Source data
________________________
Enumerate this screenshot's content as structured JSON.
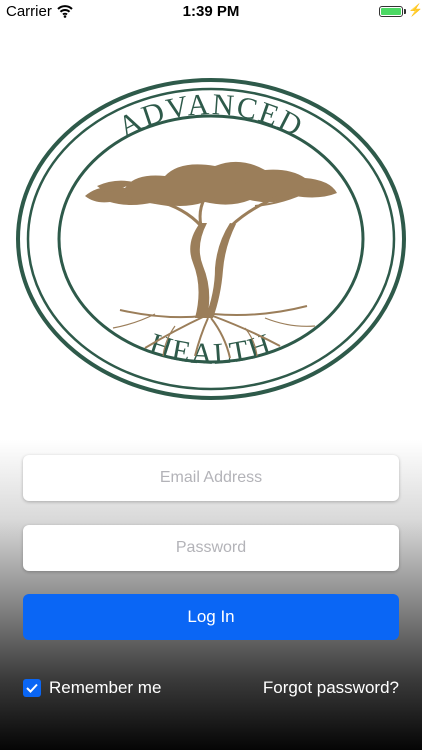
{
  "status_bar": {
    "carrier": "Carrier",
    "time": "1:39 PM"
  },
  "logo": {
    "top_text": "ADVANCED",
    "bottom_text": "HEALTH",
    "ring_color": "#2e5a4a",
    "tree_color": "#9b7e5a"
  },
  "form": {
    "email_placeholder": "Email Address",
    "email_value": "",
    "password_placeholder": "Password",
    "password_value": "",
    "login_label": "Log In",
    "remember_label": "Remember me",
    "remember_checked": true,
    "forgot_label": "Forgot password?"
  },
  "colors": {
    "accent": "#0a66f5",
    "battery": "#4cd964"
  }
}
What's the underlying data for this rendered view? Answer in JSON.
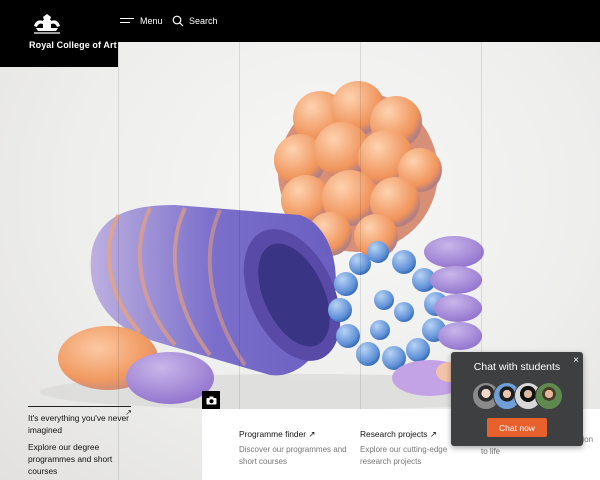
{
  "header": {
    "logo_text": "Royal College of Art",
    "menu_label": "Menu",
    "search_label": "Search",
    "icons": [
      "crest-icon",
      "hamburger-icon",
      "search-icon"
    ]
  },
  "hero": {
    "tagline_line1": "It's everything you've never imagined",
    "tagline_line2": "Explore our degree programmes and short courses",
    "arrow": "↗",
    "camera_icon": "camera-icon"
  },
  "cards": [
    {
      "title": "Programme finder ↗",
      "description": "Discover our programmes and short courses"
    },
    {
      "title": "Research projects ↗",
      "description": "Explore our cutting-edge research projects"
    },
    {
      "title": "",
      "description": "bringing art & design innovation to life"
    }
  ],
  "chat": {
    "title": "Chat with students",
    "close": "×",
    "button_label": "Chat now",
    "button_color": "#e8602c"
  }
}
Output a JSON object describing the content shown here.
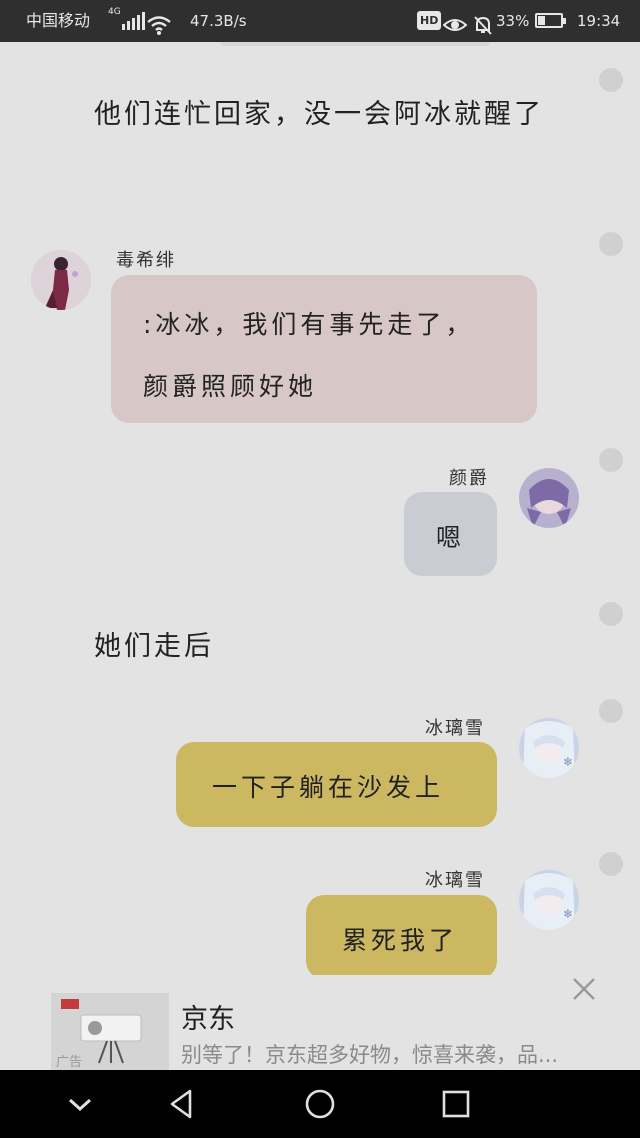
{
  "status_bar": {
    "carrier": "中国移动",
    "network": "4G",
    "speed": "47.3B/s",
    "hd_badge": "HD",
    "battery_percent": "33%",
    "battery_level": 0.33,
    "time": "19:34"
  },
  "chat": {
    "narration_1": "他们连忙回家，没一会阿冰就醒了",
    "msg_1": {
      "sender": "毒希绯",
      "line_1": ":冰冰，我们有事先走了，",
      "line_2": "颜爵照顾好她"
    },
    "msg_2": {
      "sender": "颜爵",
      "text": "嗯"
    },
    "narration_2": "她们走后",
    "msg_3": {
      "sender": "冰璃雪",
      "text": "一下子躺在沙发上"
    },
    "msg_4": {
      "sender": "冰璃雪",
      "text": "累死我了"
    }
  },
  "ad": {
    "title": "京东",
    "description": "别等了！京东超多好物，惊喜来袭，品...",
    "tag": "广告"
  },
  "colors": {
    "status_bar": "#2f2f2f",
    "background": "#e3e3e3",
    "bubble_pink": "#d8c7c7",
    "bubble_grey": "#c9ccd2",
    "bubble_yellow": "#cdb862",
    "nav_bar": "#000000"
  },
  "icons": {
    "signal": "signal-icon",
    "wifi": "wifi-icon",
    "eye": "eye-icon",
    "mute": "bell-off-icon",
    "battery": "battery-icon",
    "close": "close-icon",
    "nav_down": "chevron-down-icon",
    "nav_back": "back-triangle-icon",
    "nav_home": "home-circle-icon",
    "nav_recent": "recent-square-icon"
  }
}
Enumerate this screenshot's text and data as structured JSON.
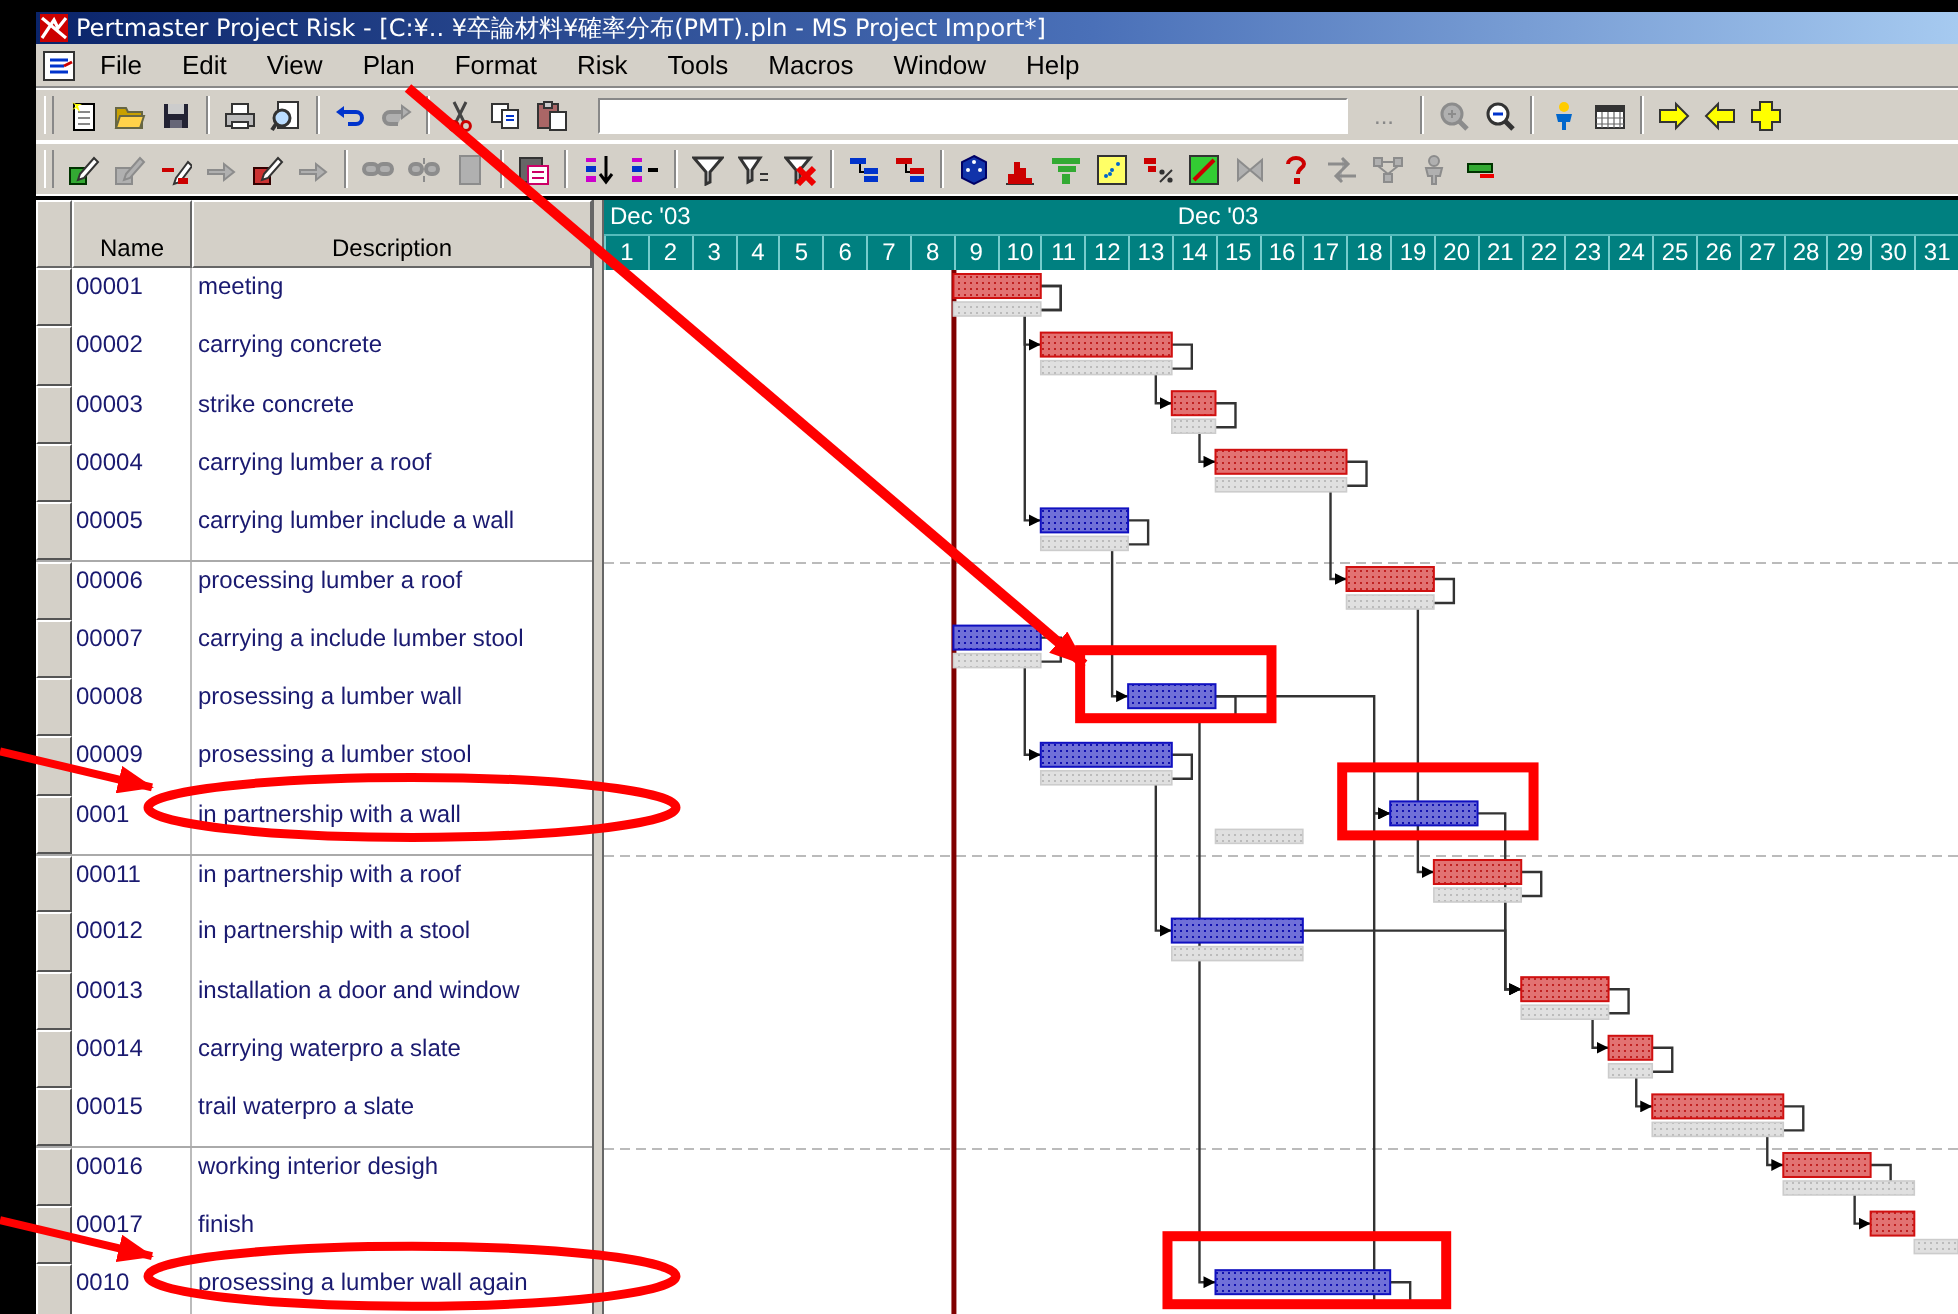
{
  "window": {
    "title": "Pertmaster Project Risk - [C:¥.. ¥卒論材料¥確率分布(PMT).pln - MS Project Import*]"
  },
  "menu": [
    "File",
    "Edit",
    "View",
    "Plan",
    "Format",
    "Risk",
    "Tools",
    "Macros",
    "Window",
    "Help"
  ],
  "toolbar_1": [
    {
      "kind": "new",
      "disabled": false
    },
    {
      "kind": "open",
      "disabled": false
    },
    {
      "kind": "save",
      "disabled": false
    },
    {
      "kind": "separator"
    },
    {
      "kind": "print",
      "disabled": false
    },
    {
      "kind": "preview",
      "disabled": false
    },
    {
      "kind": "separator"
    },
    {
      "kind": "undo",
      "disabled": false
    },
    {
      "kind": "redo",
      "disabled": true
    },
    {
      "kind": "separator"
    },
    {
      "kind": "cut",
      "disabled": false
    },
    {
      "kind": "copy",
      "disabled": false
    },
    {
      "kind": "paste",
      "disabled": false
    },
    {
      "kind": "field"
    },
    {
      "kind": "text-button",
      "label": "...",
      "disabled": true
    },
    {
      "kind": "separator"
    },
    {
      "kind": "zoom-in",
      "disabled": true
    },
    {
      "kind": "zoom-out",
      "disabled": false
    },
    {
      "kind": "separator"
    },
    {
      "kind": "person",
      "disabled": false
    },
    {
      "kind": "calendar",
      "disabled": false
    },
    {
      "kind": "separator"
    },
    {
      "kind": "arrow-right",
      "disabled": false
    },
    {
      "kind": "arrow-left",
      "disabled": false
    },
    {
      "kind": "plus",
      "disabled": false
    }
  ],
  "toolbar_2": [
    {
      "kind": "task-edit",
      "disabled": false
    },
    {
      "kind": "task-edit",
      "disabled": true
    },
    {
      "kind": "task-remove",
      "disabled": false
    },
    {
      "kind": "task-move",
      "disabled": true
    },
    {
      "kind": "task-red",
      "disabled": false
    },
    {
      "kind": "task-move",
      "disabled": true
    },
    {
      "kind": "separator"
    },
    {
      "kind": "link",
      "disabled": true
    },
    {
      "kind": "unlink",
      "disabled": true
    },
    {
      "kind": "block",
      "disabled": true
    },
    {
      "kind": "separator"
    },
    {
      "kind": "paste-special",
      "disabled": false
    },
    {
      "kind": "separator"
    },
    {
      "kind": "sort",
      "disabled": false
    },
    {
      "kind": "sort-options",
      "disabled": false
    },
    {
      "kind": "separator"
    },
    {
      "kind": "filter",
      "disabled": false
    },
    {
      "kind": "filter-options",
      "disabled": false
    },
    {
      "kind": "filter-clear",
      "disabled": false
    },
    {
      "kind": "separator"
    },
    {
      "kind": "gantt-blue",
      "disabled": false
    },
    {
      "kind": "gantt-red",
      "disabled": false
    },
    {
      "kind": "separator"
    },
    {
      "kind": "dice",
      "disabled": false
    },
    {
      "kind": "histogram",
      "disabled": false
    },
    {
      "kind": "tornado",
      "disabled": false
    },
    {
      "kind": "scatter",
      "disabled": false
    },
    {
      "kind": "percent",
      "disabled": false
    },
    {
      "kind": "scatter-green",
      "disabled": false
    },
    {
      "kind": "butterfly",
      "disabled": true
    },
    {
      "kind": "risk",
      "disabled": false
    },
    {
      "kind": "swap",
      "disabled": true
    },
    {
      "kind": "network",
      "disabled": true
    },
    {
      "kind": "person",
      "disabled": true
    },
    {
      "kind": "bar-flag",
      "disabled": false
    }
  ],
  "table": {
    "columns": [
      "Name",
      "Description"
    ],
    "rows": [
      {
        "name": "00001",
        "description": "meeting",
        "critical": true
      },
      {
        "name": "00002",
        "description": "carrying concrete",
        "critical": true
      },
      {
        "name": "00003",
        "description": "strike concrete",
        "critical": true
      },
      {
        "name": "00004",
        "description": "carrying lumber a roof",
        "critical": true
      },
      {
        "name": "00005",
        "description": "carrying lumber include a wall",
        "critical": false
      },
      {
        "name": "00006",
        "description": "processing lumber a roof",
        "critical": true
      },
      {
        "name": "00007",
        "description": "carrying a include lumber stool",
        "critical": false
      },
      {
        "name": "00008",
        "description": "prosessing a lumber wall",
        "critical": false
      },
      {
        "name": "00009",
        "description": "prosessing a lumber stool",
        "critical": false
      },
      {
        "name": "0001",
        "description": "in partnership with a wall",
        "critical": false
      },
      {
        "name": "00011",
        "description": "in partnership with a roof",
        "critical": true
      },
      {
        "name": "00012",
        "description": "in partnership with a stool",
        "critical": false
      },
      {
        "name": "00013",
        "description": "installation a door and window",
        "critical": true
      },
      {
        "name": "00014",
        "description": "carrying waterpro a slate",
        "critical": true
      },
      {
        "name": "00015",
        "description": "trail waterpro a slate",
        "critical": true
      },
      {
        "name": "00016",
        "description": "working interior desigh",
        "critical": true
      },
      {
        "name": "00017",
        "description": "finish",
        "critical": true
      },
      {
        "name": "0010",
        "description": "prosessing a lumber wall again",
        "critical": false
      }
    ]
  },
  "timeline": {
    "months": [
      "Dec '03",
      "Dec '03"
    ],
    "days": [
      "1",
      "2",
      "3",
      "4",
      "5",
      "6",
      "7",
      "8",
      "9",
      "10",
      "11",
      "12",
      "13",
      "14",
      "15",
      "16",
      "17",
      "18",
      "19",
      "20",
      "21",
      "22",
      "23",
      "24",
      "25",
      "26",
      "27",
      "28",
      "29",
      "30",
      "31"
    ]
  },
  "annotations": [
    {
      "kind": "top-arrow"
    },
    {
      "kind": "box"
    },
    {
      "kind": "ellipse"
    },
    {
      "kind": "side-arrow"
    },
    {
      "kind": "box"
    },
    {
      "kind": "ellipse"
    },
    {
      "kind": "side-arrow"
    },
    {
      "kind": "box"
    }
  ]
}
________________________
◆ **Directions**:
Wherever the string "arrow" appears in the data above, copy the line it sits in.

◆ **Output for this exercise**:
    "arrow": "↗",
      "kind": "arrow-right",
      "kind": "arrow-left",
      "kind": "top-arrow"
      "kind": "side-arrow"
      "kind": "side-arrow"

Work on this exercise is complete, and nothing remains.